**EXERCISE OBJECTIVE**
Return the listing verbatim, images left out.
═════ DATA FOR THIS EXERCISE
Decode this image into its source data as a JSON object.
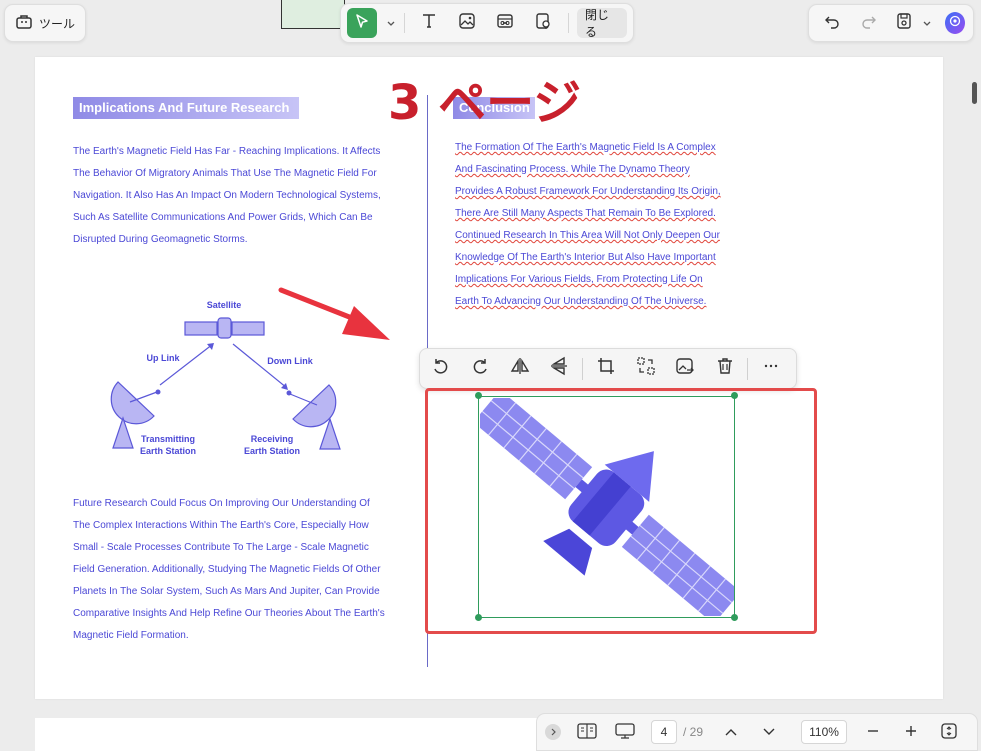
{
  "toolbar": {
    "tools_label": "ツール",
    "close_label": "閉じる"
  },
  "left_column": {
    "heading": "Implications And Future Research",
    "paragraph1": "The Earth's Magnetic Field Has Far - Reaching Implications. It Affects The Behavior Of Migratory Animals That Use The Magnetic Field For Navigation. It Also Has An Impact On Modern Technological Systems, Such As Satellite Communications And Power Grids, Which Can Be Disrupted During Geomagnetic Storms.",
    "paragraph2": "Future Research Could Focus On Improving Our Understanding Of The Complex Interactions Within The Earth's Core, Especially How Small - Scale Processes Contribute To The Large - Scale Magnetic Field Generation. Additionally, Studying The Magnetic Fields Of Other Planets In The Solar System, Such As Mars And Jupiter, Can Provide Comparative Insights And Help Refine Our Theories About The Earth's Magnetic Field Formation."
  },
  "diagram": {
    "satellite": "Satellite",
    "up_link": "Up Link",
    "down_link": "Down Link",
    "transmitting_line1": "Transmitting",
    "transmitting_line2": "Earth Station",
    "receiving_line1": "Receiving",
    "receiving_line2": "Earth Station"
  },
  "right_column": {
    "heading": "Conclusion",
    "paragraph": "The Formation Of The Earth's Magnetic Field Is A Complex And Fascinating Process. While The Dynamo Theory Provides A Robust Framework For Understanding Its Origin, There Are Still Many Aspects That Remain To Be Explored. Continued Research In This Area Will Not Only Deepen Our Knowledge Of The Earth's Interior But Also Have Important Implications For Various Fields, From Protecting Life On Earth To Advancing Our Understanding Of The Universe."
  },
  "annotation": {
    "page_label": "3 ページ"
  },
  "bottom_bar": {
    "current_page": "4",
    "total_pages": "/ 29",
    "zoom": "110%"
  },
  "colors": {
    "accent_green": "#3aa35b",
    "text_blue": "#4b48d6",
    "annotation_red": "#c8202c",
    "highlight_red": "#e34b4b"
  }
}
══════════
**SOLUTION FOR THIS EXERCISE**
Decode this image into its source data as a JSON object.
{
  "toolbar": {
    "tools_label": "ツール",
    "close_label": "閉じる"
  },
  "left_column": {
    "heading": "Implications And Future Research",
    "paragraph1": "The Earth's Magnetic Field Has Far - Reaching Implications. It Affects The Behavior Of Migratory Animals That Use The Magnetic Field For Navigation. It Also Has An Impact On Modern Technological Systems, Such As Satellite Communications And Power Grids, Which Can Be Disrupted During Geomagnetic Storms.",
    "paragraph2": "Future Research Could Focus On Improving Our Understanding Of The Complex Interactions Within The Earth's Core, Especially How Small - Scale Processes Contribute To The Large - Scale Magnetic Field Generation. Additionally, Studying The Magnetic Fields Of Other Planets In The Solar System, Such As Mars And Jupiter, Can Provide Comparative Insights And Help Refine Our Theories About The Earth's Magnetic Field Formation."
  },
  "diagram": {
    "satellite": "Satellite",
    "up_link": "Up Link",
    "down_link": "Down Link",
    "transmitting_line1": "Transmitting",
    "transmitting_line2": "Earth Station",
    "receiving_line1": "Receiving",
    "receiving_line2": "Earth Station"
  },
  "right_column": {
    "heading": "Conclusion",
    "paragraph": "The Formation Of The Earth's Magnetic Field Is A Complex And Fascinating Process. While The Dynamo Theory Provides A Robust Framework For Understanding Its Origin, There Are Still Many Aspects That Remain To Be Explored. Continued Research In This Area Will Not Only Deepen Our Knowledge Of The Earth's Interior But Also Have Important Implications For Various Fields, From Protecting Life On Earth To Advancing Our Understanding Of The Universe."
  },
  "annotation": {
    "page_label": "3 ページ"
  },
  "bottom_bar": {
    "current_page": "4",
    "total_pages": "/ 29",
    "zoom": "110%"
  },
  "colors": {
    "accent_green": "#3aa35b",
    "text_blue": "#4b48d6",
    "annotation_red": "#c8202c",
    "highlight_red": "#e34b4b"
  }
}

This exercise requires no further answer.